The Rushmore Memorial Library Building


The building in which our collection is housed was built as a library in 1923 by the family of Charles E. Rushmore. Yes, this is the same family for which Mt. Rushmore in South Dakota is named. (Drop by the building for more information about this fascinating connection. It is a story worth hearing) .


The structure was designed and built by a local doctor, Howard Gregory, on land purchased from Harry Adams. The building has diamond-shaped windowpanes in leaded mullions. Its fireplace is made of uncut stone with a plaque over the mantle that contains a poem written by Jean Rushmore, daughter of Charles and Jeannette Rushmore. The exterior walls are puddin’ stone, a local conglomerate rock with a distinctive pinkish color that was used frequently for construction in this area. The roof has red terra cotta tiles that give the building a Spanish look. The built-in shelving and molding are made of solid and stately chestnut.

Important dates for Rushmore Memorial Library


1939: Mrs. Charles E. Rushmore deeded the library to

Highland Mills Common School, designating it

The Rushmore Memorial Library in memory of her

husband who died October 31, 1931.

1951: Building transferred, along with Commons School

District property, to the Monroe-Woodbury

School District.


1953: Library was legally annexed, funded by Monroe-

Woodbury School District & chartered to

service the area.


1956: Building transferred back to the Town of

Woodbury


1958: Name became Rushmore Memorial Public

Library. It was used as the Town’s public library in

Highland Mills.


1986: Became the office of the Town Historian and

home of the Woodbury Historical Library.

The library is the research and archival center of the Historical Society. Volunteers staff the building during posted hours:

Tuesday: 2:00- 4:00 P.M.

Thursday: 7:00- 9:00 P.M.

Saturday: 10:30A.M.- 12:30P.M.


Appointments can also be arranged. Please feel free to contact us to do research or to donate materials. We can be reached at 845-928-6770.

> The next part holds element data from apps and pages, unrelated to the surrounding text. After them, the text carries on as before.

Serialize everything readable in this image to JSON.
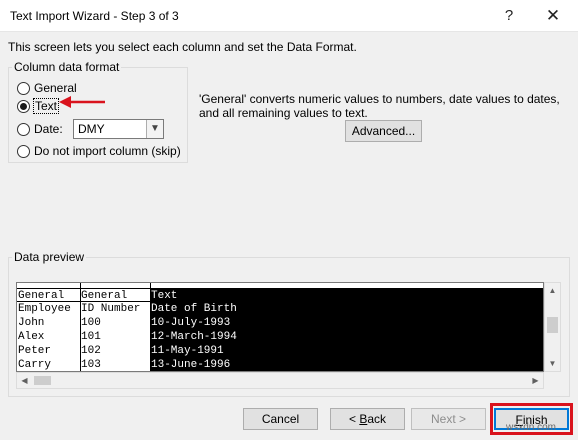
{
  "window": {
    "title": "Text Import Wizard - Step 3 of 3",
    "help_glyph": "?",
    "close_glyph": "✕"
  },
  "intro_text": "This screen lets you select each column and set the Data Format.",
  "column_format": {
    "legend": "Column data format",
    "options": [
      {
        "label": "General",
        "checked": false
      },
      {
        "label": "Text",
        "checked": true
      },
      {
        "label": "Date:",
        "checked": false
      },
      {
        "label": "Do not import column (skip)",
        "checked": false
      }
    ],
    "date_order": "DMY"
  },
  "description": "'General' converts numeric values to numbers, date values to dates, and all remaining values to text.",
  "advanced_button": "Advanced...",
  "preview": {
    "legend": "Data preview",
    "headers": [
      "General",
      "General",
      "Text"
    ],
    "rows": [
      [
        "Employee",
        "ID Number",
        "Date of Birth"
      ],
      [
        "John",
        "100",
        "10-July-1993"
      ],
      [
        "Alex",
        "101",
        "12-March-1994"
      ],
      [
        "Peter",
        "102",
        "11-May-1991"
      ],
      [
        "Carry",
        "103",
        "13-June-1996"
      ]
    ]
  },
  "buttons": {
    "cancel": "Cancel",
    "back_prefix": "< ",
    "back_key": "B",
    "back_rest": "ack",
    "next_prefix": "Next",
    "next_rest": " >",
    "finish_key": "F",
    "finish_rest": "inish"
  },
  "watermark": "wsxdn.com",
  "colors": {
    "annotation": "#d9131d",
    "selection": "#000000"
  }
}
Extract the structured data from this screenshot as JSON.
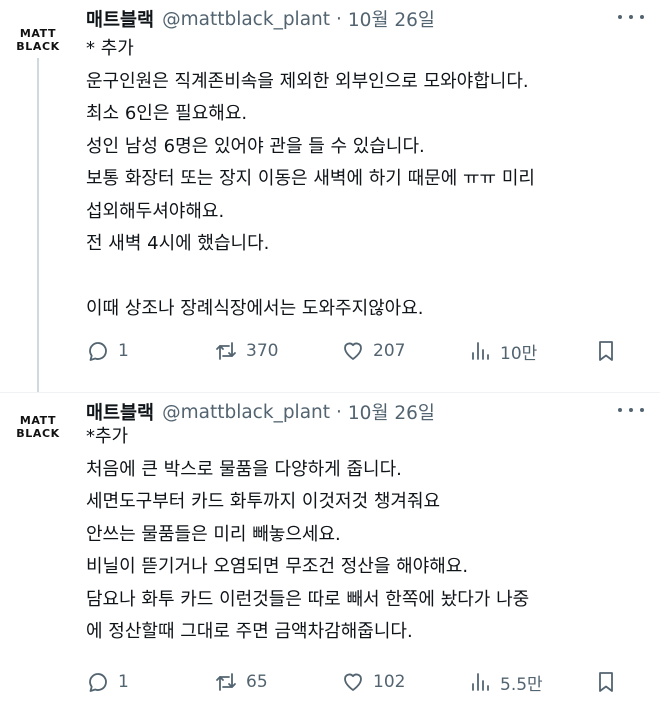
{
  "tweets": [
    {
      "avatar": {
        "line1": "MATT",
        "line2": "BLACK"
      },
      "display_name": "매트블랙",
      "handle": "@mattblack_plant",
      "separator": "·",
      "date": "10월 26일",
      "text": "* 추가\n운구인원은 직계존비속을 제외한 외부인으로 모와야합니다.\n최소 6인은 필요해요.\n성인 남성 6명은 있어야 관을 들 수 있습니다.\n보통 화장터 또는 장지 이동은 새벽에 하기 때문에 ㅠㅠ 미리\n섭외해두셔야해요.\n전 새벽 4시에 했습니다.\n\n이때 상조나 장례식장에서는 도와주지않아요.",
      "stats": {
        "replies": "1",
        "retweets": "370",
        "likes": "207",
        "views": "10만"
      }
    },
    {
      "avatar": {
        "line1": "MATT",
        "line2": "BLACK"
      },
      "display_name": "매트블랙",
      "handle": "@mattblack_plant",
      "separator": "·",
      "date": "10월 26일",
      "text": "*추가\n처음에 큰 박스로 물품을 다양하게 줍니다.\n세면도구부터 카드 화투까지 이것저것 챙겨줘요\n안쓰는 물품들은 미리 빼놓으세요.\n비닐이 뜯기거나 오염되면 무조건 정산을 해야해요.\n담요나 화투 카드 이런것들은 따로 빼서 한쪽에 놨다가 나중\n에 정산할때 그대로 주면 금액차감해줍니다.",
      "stats": {
        "replies": "1",
        "retweets": "65",
        "likes": "102",
        "views": "5.5만"
      }
    }
  ],
  "colors": {
    "text": "#0f1419",
    "secondary": "#536471",
    "thread_line": "#cfd9de",
    "divider": "#eff3f4"
  },
  "icons": [
    "reply-icon",
    "retweet-icon",
    "like-icon",
    "views-icon",
    "bookmark-icon",
    "more-icon"
  ]
}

Page Design, Elements, and Layout Copyright LotitoMedia Group in Pequannock NJ 2007
All Rights Reserved